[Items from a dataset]
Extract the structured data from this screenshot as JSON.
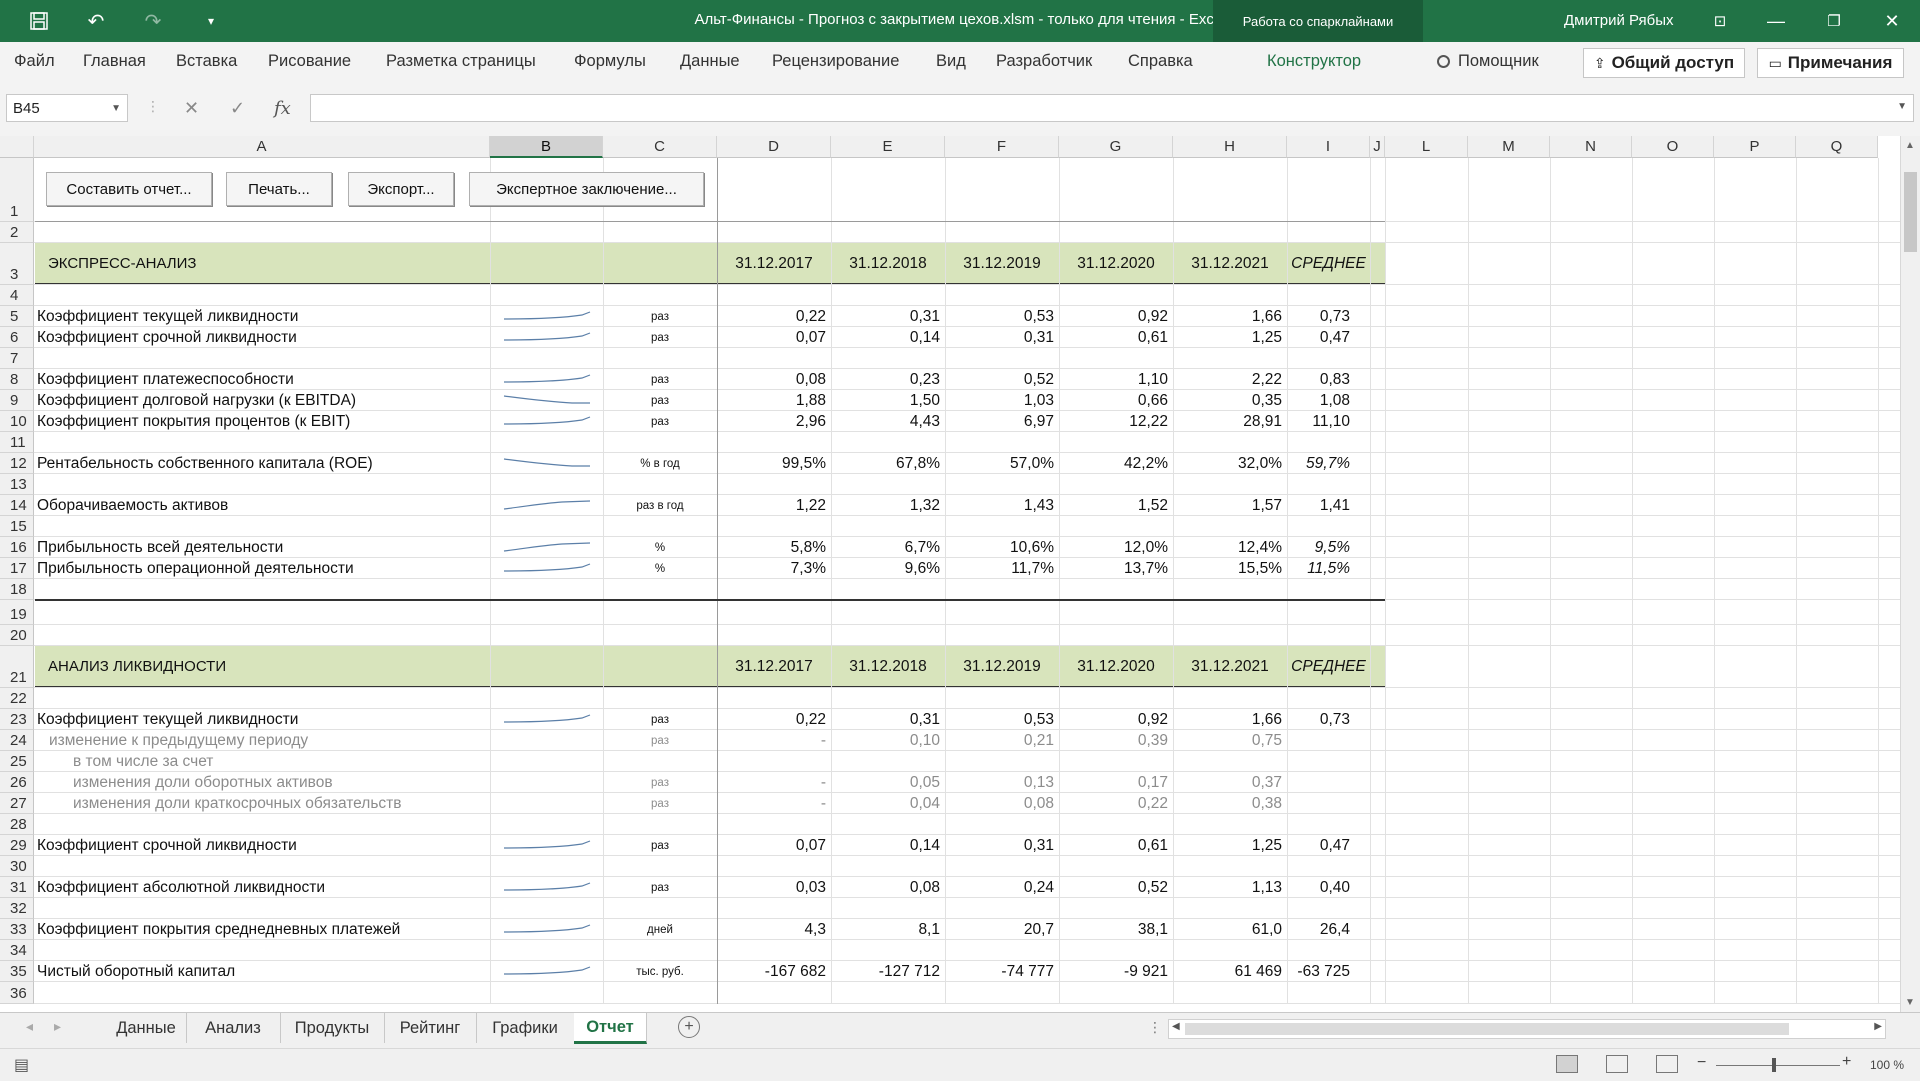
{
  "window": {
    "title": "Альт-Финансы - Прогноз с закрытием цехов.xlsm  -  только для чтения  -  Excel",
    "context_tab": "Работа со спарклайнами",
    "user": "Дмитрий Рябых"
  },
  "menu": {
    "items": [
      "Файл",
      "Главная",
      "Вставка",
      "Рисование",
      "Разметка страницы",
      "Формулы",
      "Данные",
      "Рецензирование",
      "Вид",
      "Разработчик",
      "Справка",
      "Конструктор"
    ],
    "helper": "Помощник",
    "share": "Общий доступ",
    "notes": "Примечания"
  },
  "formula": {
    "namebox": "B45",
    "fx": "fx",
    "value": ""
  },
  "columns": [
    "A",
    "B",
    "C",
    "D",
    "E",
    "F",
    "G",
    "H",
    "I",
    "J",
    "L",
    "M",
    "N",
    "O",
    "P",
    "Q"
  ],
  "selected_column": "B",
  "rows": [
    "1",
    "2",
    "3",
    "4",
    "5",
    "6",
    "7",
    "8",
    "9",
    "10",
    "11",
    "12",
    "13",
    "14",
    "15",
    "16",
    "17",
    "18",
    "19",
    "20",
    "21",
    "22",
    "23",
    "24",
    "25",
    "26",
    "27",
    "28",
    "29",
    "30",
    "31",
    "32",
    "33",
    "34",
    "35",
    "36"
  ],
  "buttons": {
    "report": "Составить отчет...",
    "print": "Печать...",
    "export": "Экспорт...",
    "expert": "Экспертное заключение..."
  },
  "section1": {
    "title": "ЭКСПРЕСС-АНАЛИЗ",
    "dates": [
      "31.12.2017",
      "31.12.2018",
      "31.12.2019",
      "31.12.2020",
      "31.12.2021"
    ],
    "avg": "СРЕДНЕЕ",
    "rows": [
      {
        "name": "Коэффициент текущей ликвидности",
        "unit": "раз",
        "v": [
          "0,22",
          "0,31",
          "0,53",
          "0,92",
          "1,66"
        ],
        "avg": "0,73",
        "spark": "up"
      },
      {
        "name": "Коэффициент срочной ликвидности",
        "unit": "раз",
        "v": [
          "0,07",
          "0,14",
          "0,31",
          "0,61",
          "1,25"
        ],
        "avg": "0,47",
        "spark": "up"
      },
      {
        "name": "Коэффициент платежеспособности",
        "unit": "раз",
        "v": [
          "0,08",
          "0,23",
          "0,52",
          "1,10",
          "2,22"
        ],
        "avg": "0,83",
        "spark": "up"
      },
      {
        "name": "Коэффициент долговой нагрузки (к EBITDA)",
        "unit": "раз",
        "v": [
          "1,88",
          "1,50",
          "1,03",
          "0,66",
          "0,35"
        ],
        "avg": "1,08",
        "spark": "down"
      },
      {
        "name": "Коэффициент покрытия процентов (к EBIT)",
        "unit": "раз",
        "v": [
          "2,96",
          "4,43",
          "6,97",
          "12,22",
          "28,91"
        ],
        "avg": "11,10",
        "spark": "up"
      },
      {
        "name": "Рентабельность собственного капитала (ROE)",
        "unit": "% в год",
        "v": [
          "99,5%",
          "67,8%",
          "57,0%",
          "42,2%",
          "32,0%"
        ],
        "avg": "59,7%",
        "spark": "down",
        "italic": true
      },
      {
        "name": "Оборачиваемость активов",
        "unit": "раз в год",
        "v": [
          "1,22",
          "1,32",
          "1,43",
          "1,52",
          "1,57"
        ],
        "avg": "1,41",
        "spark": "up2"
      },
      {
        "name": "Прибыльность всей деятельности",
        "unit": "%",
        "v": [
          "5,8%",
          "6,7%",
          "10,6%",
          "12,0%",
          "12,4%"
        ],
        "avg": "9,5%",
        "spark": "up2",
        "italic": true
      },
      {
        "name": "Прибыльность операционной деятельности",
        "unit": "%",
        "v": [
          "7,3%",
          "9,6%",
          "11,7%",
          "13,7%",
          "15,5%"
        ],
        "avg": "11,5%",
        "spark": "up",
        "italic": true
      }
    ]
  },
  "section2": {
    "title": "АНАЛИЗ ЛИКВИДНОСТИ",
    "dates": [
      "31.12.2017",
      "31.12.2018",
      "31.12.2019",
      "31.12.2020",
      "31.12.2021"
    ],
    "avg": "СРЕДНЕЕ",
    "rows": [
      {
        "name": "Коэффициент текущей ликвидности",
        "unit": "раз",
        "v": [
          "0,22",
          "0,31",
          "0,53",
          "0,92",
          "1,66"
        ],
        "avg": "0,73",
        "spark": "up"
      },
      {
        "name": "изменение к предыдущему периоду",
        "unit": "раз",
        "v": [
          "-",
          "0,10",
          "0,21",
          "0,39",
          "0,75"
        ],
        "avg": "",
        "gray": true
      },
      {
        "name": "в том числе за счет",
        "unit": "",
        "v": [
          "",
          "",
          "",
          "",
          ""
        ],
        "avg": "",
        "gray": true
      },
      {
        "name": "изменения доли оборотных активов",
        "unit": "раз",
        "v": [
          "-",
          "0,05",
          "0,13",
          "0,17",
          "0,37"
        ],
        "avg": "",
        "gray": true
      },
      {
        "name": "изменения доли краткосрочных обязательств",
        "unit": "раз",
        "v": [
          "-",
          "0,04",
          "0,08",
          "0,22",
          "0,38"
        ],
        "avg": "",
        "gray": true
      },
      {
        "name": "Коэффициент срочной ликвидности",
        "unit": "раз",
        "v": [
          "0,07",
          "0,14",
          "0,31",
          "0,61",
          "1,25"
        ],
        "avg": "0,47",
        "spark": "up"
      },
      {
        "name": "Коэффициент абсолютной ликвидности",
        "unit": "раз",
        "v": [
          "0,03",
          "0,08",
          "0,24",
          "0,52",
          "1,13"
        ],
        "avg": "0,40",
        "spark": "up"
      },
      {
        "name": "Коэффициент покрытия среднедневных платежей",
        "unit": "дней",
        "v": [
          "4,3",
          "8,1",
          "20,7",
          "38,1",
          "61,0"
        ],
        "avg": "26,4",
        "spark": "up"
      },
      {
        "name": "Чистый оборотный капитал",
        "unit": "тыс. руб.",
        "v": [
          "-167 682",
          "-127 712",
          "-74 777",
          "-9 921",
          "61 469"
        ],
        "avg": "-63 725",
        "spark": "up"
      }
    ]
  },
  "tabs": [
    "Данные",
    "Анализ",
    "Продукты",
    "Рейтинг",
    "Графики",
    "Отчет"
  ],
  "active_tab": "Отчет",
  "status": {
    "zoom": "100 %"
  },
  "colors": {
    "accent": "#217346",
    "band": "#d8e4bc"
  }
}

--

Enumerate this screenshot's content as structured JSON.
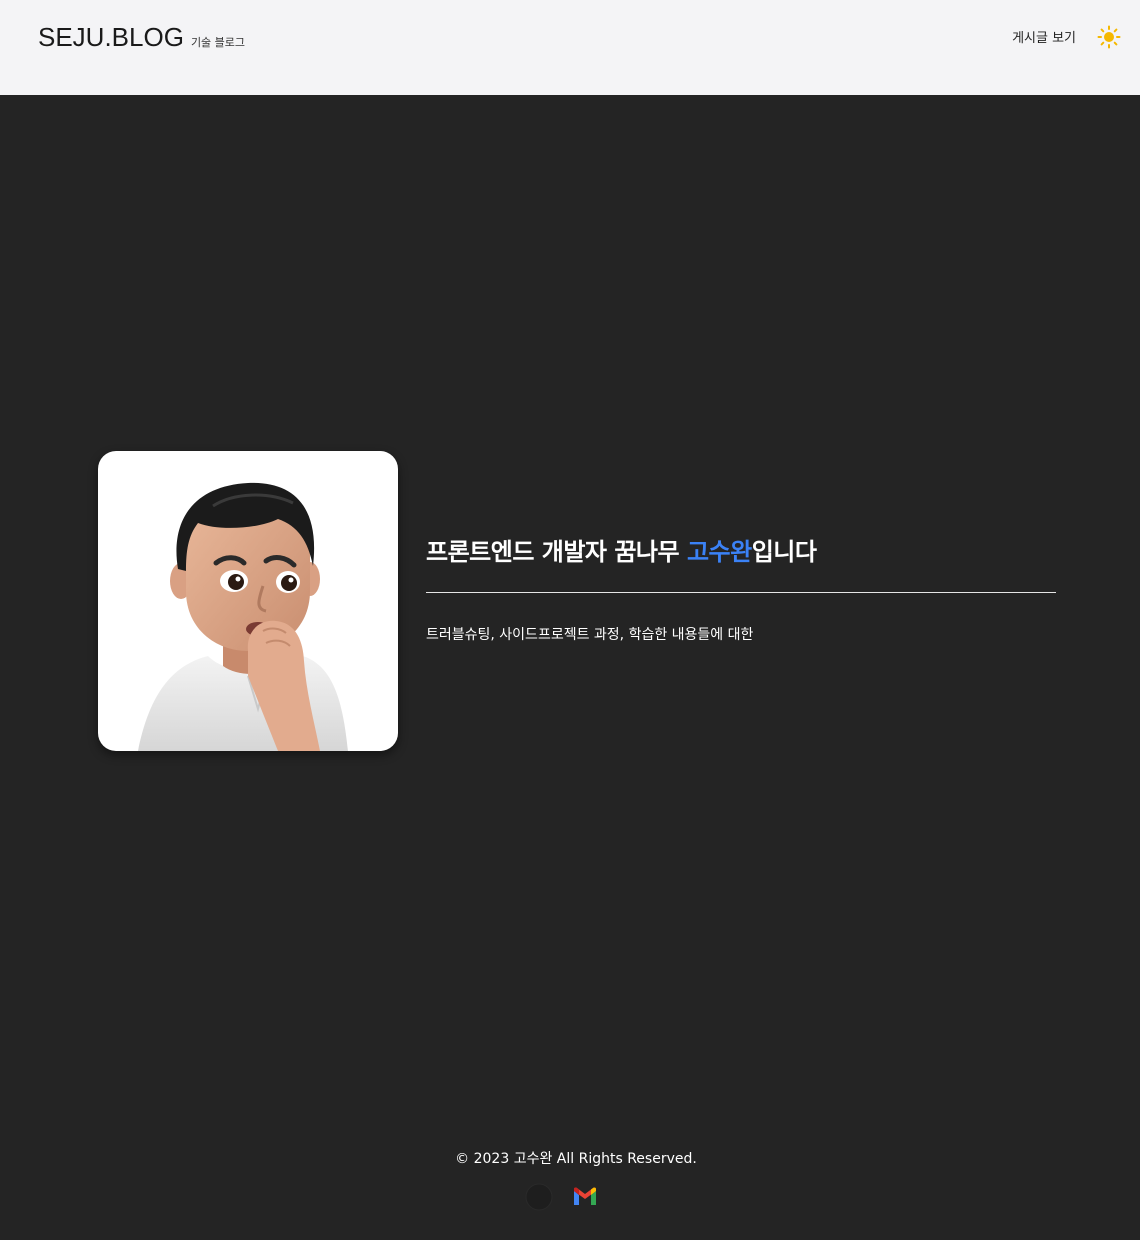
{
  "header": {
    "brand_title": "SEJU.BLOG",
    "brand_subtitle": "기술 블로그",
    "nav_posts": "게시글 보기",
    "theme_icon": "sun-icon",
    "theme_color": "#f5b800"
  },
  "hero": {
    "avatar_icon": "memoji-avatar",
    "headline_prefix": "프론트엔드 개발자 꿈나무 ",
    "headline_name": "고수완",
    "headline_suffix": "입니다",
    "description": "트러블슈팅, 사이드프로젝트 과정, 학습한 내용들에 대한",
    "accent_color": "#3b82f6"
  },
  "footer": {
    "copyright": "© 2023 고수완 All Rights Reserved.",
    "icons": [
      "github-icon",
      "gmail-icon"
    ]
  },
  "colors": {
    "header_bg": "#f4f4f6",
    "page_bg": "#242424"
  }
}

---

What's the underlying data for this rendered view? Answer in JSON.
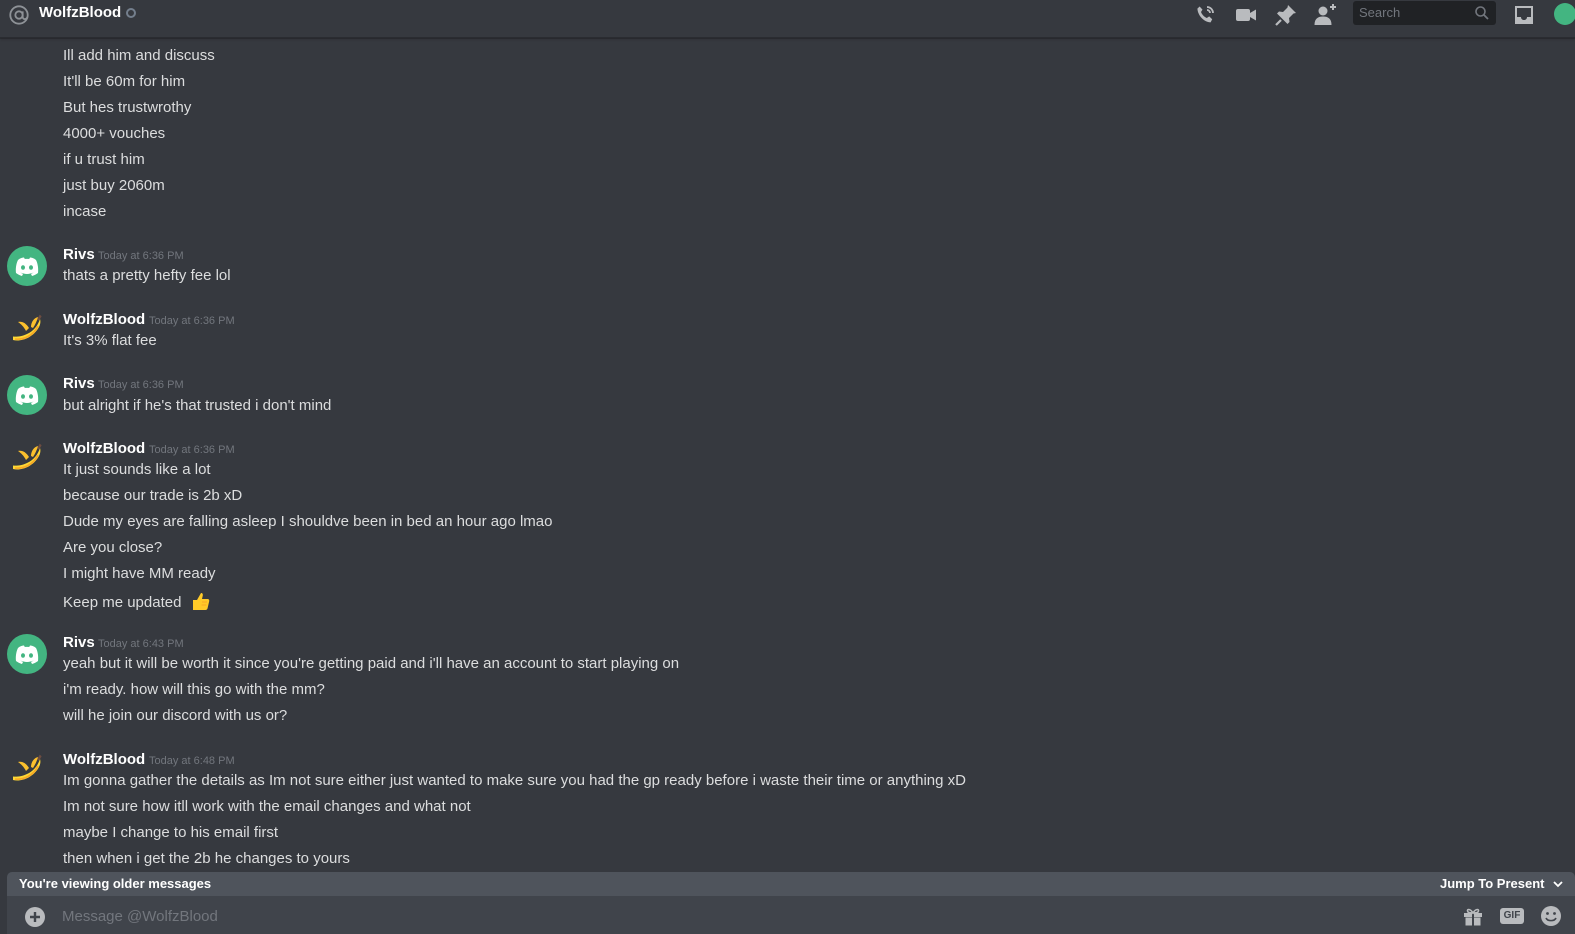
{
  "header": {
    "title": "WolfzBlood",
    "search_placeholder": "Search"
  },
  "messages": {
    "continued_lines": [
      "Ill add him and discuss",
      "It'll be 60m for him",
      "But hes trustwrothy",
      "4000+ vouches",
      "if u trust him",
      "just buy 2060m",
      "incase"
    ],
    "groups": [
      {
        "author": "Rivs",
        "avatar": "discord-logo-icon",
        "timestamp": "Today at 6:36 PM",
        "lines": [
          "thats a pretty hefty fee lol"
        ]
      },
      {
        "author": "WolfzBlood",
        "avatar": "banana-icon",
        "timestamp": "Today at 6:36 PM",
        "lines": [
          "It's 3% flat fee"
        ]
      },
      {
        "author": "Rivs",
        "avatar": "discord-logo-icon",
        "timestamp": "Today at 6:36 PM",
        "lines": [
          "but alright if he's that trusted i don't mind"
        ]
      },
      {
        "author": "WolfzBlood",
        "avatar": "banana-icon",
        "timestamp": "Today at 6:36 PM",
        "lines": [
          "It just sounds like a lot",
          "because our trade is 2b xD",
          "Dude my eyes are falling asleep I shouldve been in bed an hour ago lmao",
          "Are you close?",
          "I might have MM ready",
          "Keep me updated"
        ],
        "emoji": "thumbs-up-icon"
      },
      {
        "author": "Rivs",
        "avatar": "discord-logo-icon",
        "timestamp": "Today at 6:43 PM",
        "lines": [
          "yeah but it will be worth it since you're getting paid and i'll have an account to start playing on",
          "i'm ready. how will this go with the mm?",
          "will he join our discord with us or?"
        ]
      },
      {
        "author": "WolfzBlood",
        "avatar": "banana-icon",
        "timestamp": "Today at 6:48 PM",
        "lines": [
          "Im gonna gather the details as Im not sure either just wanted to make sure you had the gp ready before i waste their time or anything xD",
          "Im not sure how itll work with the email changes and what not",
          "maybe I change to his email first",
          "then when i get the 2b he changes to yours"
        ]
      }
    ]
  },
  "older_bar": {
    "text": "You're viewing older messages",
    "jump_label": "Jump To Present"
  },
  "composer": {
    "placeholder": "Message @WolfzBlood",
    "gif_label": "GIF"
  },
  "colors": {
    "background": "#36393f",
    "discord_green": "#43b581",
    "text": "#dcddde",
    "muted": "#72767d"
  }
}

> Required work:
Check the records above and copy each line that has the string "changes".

> Result of the exercise:
          "Im not sure how itll work with the email changes and what not",
          "then when i get the 2b he changes to yours"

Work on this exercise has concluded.